Rabbi Eckstein’s biography, The Bridge Builder, released last week. In celebration, enjoy an excerpt from this compelling book about the rabbi’s life and continuing legacy.
On October 6, 1973, the Egyptian and Syrian armies launched a surprise attack on Israel. It was Yom Kippur, the holiest day of the Jewish year, and Eckstein was in shul, in Canada. His first impulse was to get on a plane and volunteer. He had been too young for the Six-Day War. He had declined the paratroopers to go to Yeshiva University. Now was his chance.
“My mother told me that I shouldn’t go – there was nothing I could do to help. Once again, it was Jackson to Eckstein, my parents dismissing my dreams.” If he enlisted, he knew, he would be in the thick of the fighting. Moses’s admonition to the cowardly tribes once again rang in his ears. How could he stand aside while his brothers fought?
He didn’t know how to fire a gun or drive a tank, but he could play the guitar and sing. A friend who worked for the Israeli Ministry of Education put him in touch with an officer in the Golani infantry brigade. If Yechiel could get himself to Israel, they would organize a tour for him, entertaining troops.
Eckstein’s performances were one-man shows, just him and an acoustic guitar. His first show was for a hospital ward full of badly wounded soldiers. He walked in feeling self-conscious, but his mood lightened when one of the patients called out, “It’s Tom Jones!” and everyone cracked up. He sang a set of Israeli songs, closing with his hit of the previous summer, “Narrow Bridge.” When he finished, one of the soldiers told him he had been thinking of that song when he was guarding a bridge over the Suez Canal.

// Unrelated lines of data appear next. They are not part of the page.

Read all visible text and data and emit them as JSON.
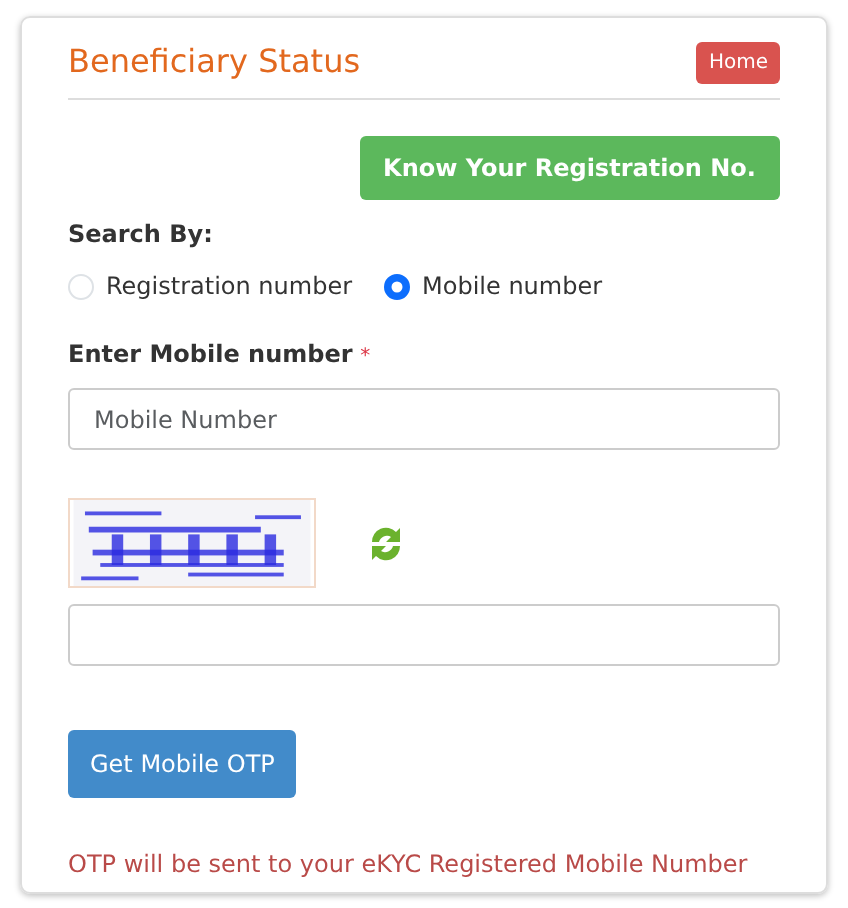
{
  "title": "Beneficiary Status",
  "home_button": "Home",
  "register_button": "Know Your Registration No.",
  "search_by": {
    "label": "Search By:",
    "options": [
      {
        "label": "Registration number",
        "selected": false
      },
      {
        "label": "Mobile number",
        "selected": true
      }
    ]
  },
  "mobile_field": {
    "label": "Enter Mobile number",
    "required_mark": "*",
    "placeholder": "Mobile Number"
  },
  "otp_button": "Get Mobile OTP",
  "note": "OTP will be sent to your eKYC Registered Mobile Number"
}
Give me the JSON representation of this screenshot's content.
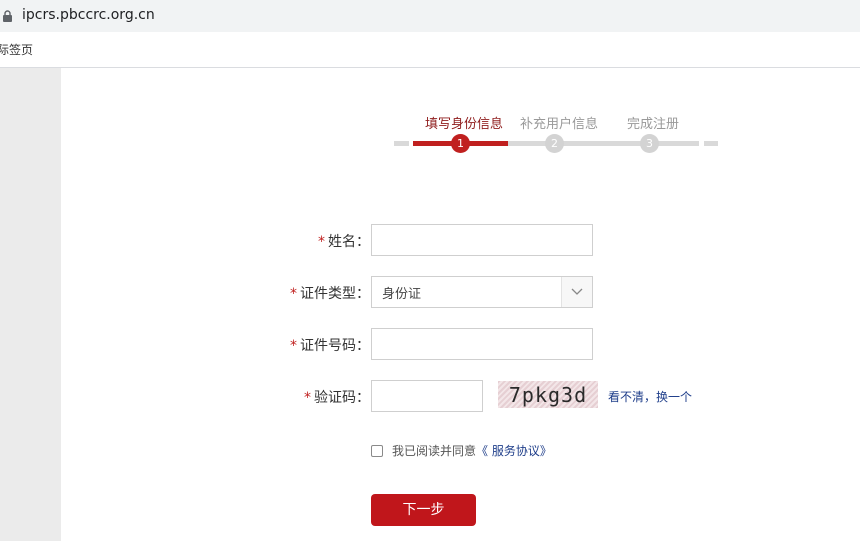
{
  "browser": {
    "url": "ipcrs.pbccrc.org.cn",
    "bookmark_text": "际签页"
  },
  "stepper": {
    "steps": [
      {
        "label": "填写身份信息",
        "number": "1"
      },
      {
        "label": "补充用户信息",
        "number": "2"
      },
      {
        "label": "完成注册",
        "number": "3"
      }
    ]
  },
  "form": {
    "required_mark": "*",
    "name_label": "姓名：",
    "id_type_label": "证件类型：",
    "id_type_value": "身份证",
    "id_number_label": "证件号码：",
    "captcha_label": "验证码：",
    "captcha_text": "7pkg3d",
    "refresh_unclear": "看不清",
    "refresh_sep": "，",
    "refresh_change": "换一个",
    "agree_text": "我已阅读并同意",
    "agree_link": "《 服务协议》",
    "next_button": "下一步"
  },
  "colors": {
    "accent": "#c0201f",
    "link": "#1f3e8a"
  }
}
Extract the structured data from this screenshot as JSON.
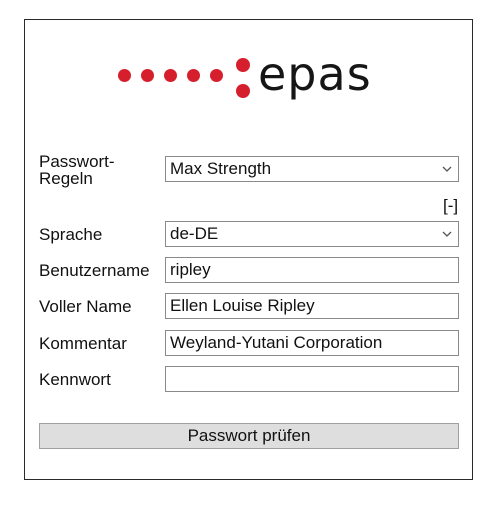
{
  "logo": {
    "text": "epas",
    "dot_color": "#d61f2c",
    "text_color": "#161616"
  },
  "form": {
    "password_rules": {
      "label": "Passwort-Regeln",
      "selected": "Max Strength",
      "collapse_toggle": "[-]"
    },
    "language": {
      "label": "Sprache",
      "selected": "de-DE"
    },
    "username": {
      "label": "Benutzername",
      "value": "ripley"
    },
    "full_name": {
      "label": "Voller Name",
      "value": "Ellen Louise Ripley"
    },
    "comment": {
      "label": "Kommentar",
      "value": "Weyland-Yutani Corporation"
    },
    "password": {
      "label": "Kennwort",
      "value": ""
    },
    "check_button": {
      "label": "Passwort prüfen"
    }
  },
  "icons": {
    "dropdown": "chevron-down-icon"
  }
}
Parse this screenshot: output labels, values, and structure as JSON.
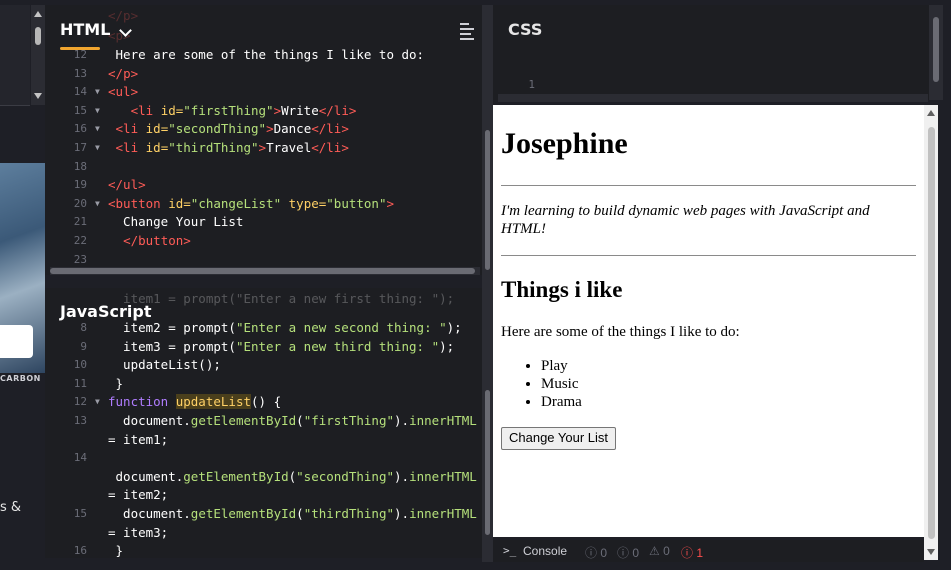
{
  "left_strip": {
    "carbon_label": "CARBON",
    "cut_text": "s &"
  },
  "html_pane": {
    "title": "HTML",
    "lines": [
      {
        "n": "12",
        "parts": [
          {
            "c": "txt",
            "t": " Here are some of the things I like to do:"
          }
        ]
      },
      {
        "n": "13",
        "parts": [
          {
            "c": "tag",
            "t": "</"
          },
          {
            "c": "tag",
            "t": "p"
          },
          {
            "c": "tag",
            "t": ">"
          }
        ]
      },
      {
        "n": "14",
        "fold": true,
        "parts": [
          {
            "c": "tag",
            "t": "<ul>"
          }
        ]
      },
      {
        "n": "15",
        "fold": true,
        "parts": [
          {
            "c": "txt",
            "t": "   "
          },
          {
            "c": "tag",
            "t": "<li "
          },
          {
            "c": "attr",
            "t": "id="
          },
          {
            "c": "str",
            "t": "\"firstThing\""
          },
          {
            "c": "tag",
            "t": ">"
          },
          {
            "c": "txt",
            "t": "Write"
          },
          {
            "c": "tag",
            "t": "</li>"
          }
        ]
      },
      {
        "n": "16",
        "fold": true,
        "parts": [
          {
            "c": "txt",
            "t": " "
          },
          {
            "c": "tag",
            "t": "<li "
          },
          {
            "c": "attr",
            "t": "id="
          },
          {
            "c": "str",
            "t": "\"secondThing\""
          },
          {
            "c": "tag",
            "t": ">"
          },
          {
            "c": "txt",
            "t": "Dance"
          },
          {
            "c": "tag",
            "t": "</li>"
          }
        ]
      },
      {
        "n": "17",
        "fold": true,
        "parts": [
          {
            "c": "txt",
            "t": " "
          },
          {
            "c": "tag",
            "t": "<li "
          },
          {
            "c": "attr",
            "t": "id="
          },
          {
            "c": "str",
            "t": "\"thirdThing\""
          },
          {
            "c": "tag",
            "t": ">"
          },
          {
            "c": "txt",
            "t": "Travel"
          },
          {
            "c": "tag",
            "t": "</li>"
          }
        ]
      },
      {
        "n": "18",
        "parts": []
      },
      {
        "n": "19",
        "parts": [
          {
            "c": "tag",
            "t": "</ul>"
          }
        ]
      },
      {
        "n": "20",
        "fold": true,
        "parts": [
          {
            "c": "tag",
            "t": "<button "
          },
          {
            "c": "attr",
            "t": "id="
          },
          {
            "c": "str",
            "t": "\"changeList\""
          },
          {
            "c": "txt",
            "t": " "
          },
          {
            "c": "attr",
            "t": "type="
          },
          {
            "c": "str",
            "t": "\"button\""
          },
          {
            "c": "tag",
            "t": ">"
          }
        ]
      },
      {
        "n": "21",
        "parts": [
          {
            "c": "txt",
            "t": "  Change Your List"
          }
        ]
      },
      {
        "n": "22",
        "parts": [
          {
            "c": "txt",
            "t": "  "
          },
          {
            "c": "tag",
            "t": "</button>"
          }
        ]
      },
      {
        "n": "23",
        "parts": []
      }
    ]
  },
  "js_pane": {
    "title": "JavaScript",
    "lines": [
      {
        "n": "8",
        "parts": [
          {
            "c": "txt",
            "t": "  item2 = prompt("
          },
          {
            "c": "str",
            "t": "\"Enter a new second thing: \""
          },
          {
            "c": "txt",
            "t": ");"
          }
        ]
      },
      {
        "n": "9",
        "parts": [
          {
            "c": "txt",
            "t": "  item3 = prompt("
          },
          {
            "c": "str",
            "t": "\"Enter a new third thing: \""
          },
          {
            "c": "txt",
            "t": ");"
          }
        ]
      },
      {
        "n": "10",
        "parts": [
          {
            "c": "txt",
            "t": "  updateList();"
          }
        ]
      },
      {
        "n": "11",
        "parts": [
          {
            "c": "txt",
            "t": " }"
          }
        ]
      },
      {
        "n": "12",
        "fold": true,
        "parts": [
          {
            "c": "kw",
            "t": "function "
          },
          {
            "c": "fnhl",
            "t": "updateList"
          },
          {
            "c": "txt",
            "t": "() {"
          }
        ]
      },
      {
        "n": "13",
        "parts": [
          {
            "c": "txt",
            "t": "  document."
          },
          {
            "c": "fn",
            "t": "getElementById"
          },
          {
            "c": "txt",
            "t": "("
          },
          {
            "c": "str",
            "t": "\"firstThing\""
          },
          {
            "c": "txt",
            "t": ")."
          },
          {
            "c": "fn",
            "t": "innerHTML"
          }
        ]
      },
      {
        "n": "",
        "parts": [
          {
            "c": "txt",
            "t": "= item1;"
          }
        ]
      },
      {
        "n": "14",
        "parts": []
      },
      {
        "n": "",
        "parts": [
          {
            "c": "txt",
            "t": " document."
          },
          {
            "c": "fn",
            "t": "getElementById"
          },
          {
            "c": "txt",
            "t": "("
          },
          {
            "c": "str",
            "t": "\"secondThing\""
          },
          {
            "c": "txt",
            "t": ")."
          },
          {
            "c": "fn",
            "t": "innerHTML"
          }
        ]
      },
      {
        "n": "",
        "parts": [
          {
            "c": "txt",
            "t": "= item2;"
          }
        ]
      },
      {
        "n": "15",
        "parts": [
          {
            "c": "txt",
            "t": "  document."
          },
          {
            "c": "fn",
            "t": "getElementById"
          },
          {
            "c": "txt",
            "t": "("
          },
          {
            "c": "str",
            "t": "\"thirdThing\""
          },
          {
            "c": "txt",
            "t": ")."
          },
          {
            "c": "fn",
            "t": "innerHTML"
          }
        ]
      },
      {
        "n": "",
        "parts": [
          {
            "c": "txt",
            "t": "= item3;"
          }
        ]
      },
      {
        "n": "16",
        "parts": [
          {
            "c": "txt",
            "t": " }"
          }
        ]
      }
    ]
  },
  "css_pane": {
    "title": "CSS",
    "line_number": "1"
  },
  "preview": {
    "heading": "Josephine",
    "intro": "I'm learning to build dynamic web pages with JavaScript and HTML!",
    "subheading": "Things i like",
    "paragraph": "Here are some of the things I like to do:",
    "list": [
      "Play",
      "Music",
      "Drama"
    ],
    "button_label": "Change Your List"
  },
  "console": {
    "label": "Console",
    "counts": [
      "0",
      "0",
      "0",
      "1"
    ]
  },
  "colors": {
    "accent": "#f0a52f",
    "tag": "#ff5c57",
    "attr": "#ffd166",
    "string": "#b5e07b",
    "keyword": "#b07dff",
    "error": "#ff4d4d"
  }
}
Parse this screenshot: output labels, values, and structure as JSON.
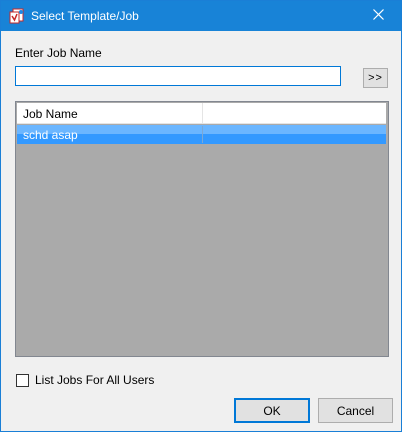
{
  "window": {
    "title": "Select Template/Job",
    "close_icon": "close-icon",
    "app_icon": "app-icon"
  },
  "form": {
    "job_name_label": "Enter Job Name",
    "job_name_value": "",
    "go_button_label": ">>"
  },
  "list": {
    "columns": [
      "Job Name",
      ""
    ],
    "rows": [
      {
        "job_name": "schd asap",
        "selected": true
      }
    ],
    "selection_color": "#3399ff",
    "background_color": "#aaaaaa"
  },
  "options": {
    "all_users_label": "List Jobs For All Users",
    "all_users_checked": false
  },
  "buttons": {
    "ok_label": "OK",
    "cancel_label": "Cancel"
  },
  "colors": {
    "titlebar": "#1883d7",
    "accent": "#0078d7"
  }
}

Learn more about Rabbi Eckstein’s biography at bridgebuilderbook.com.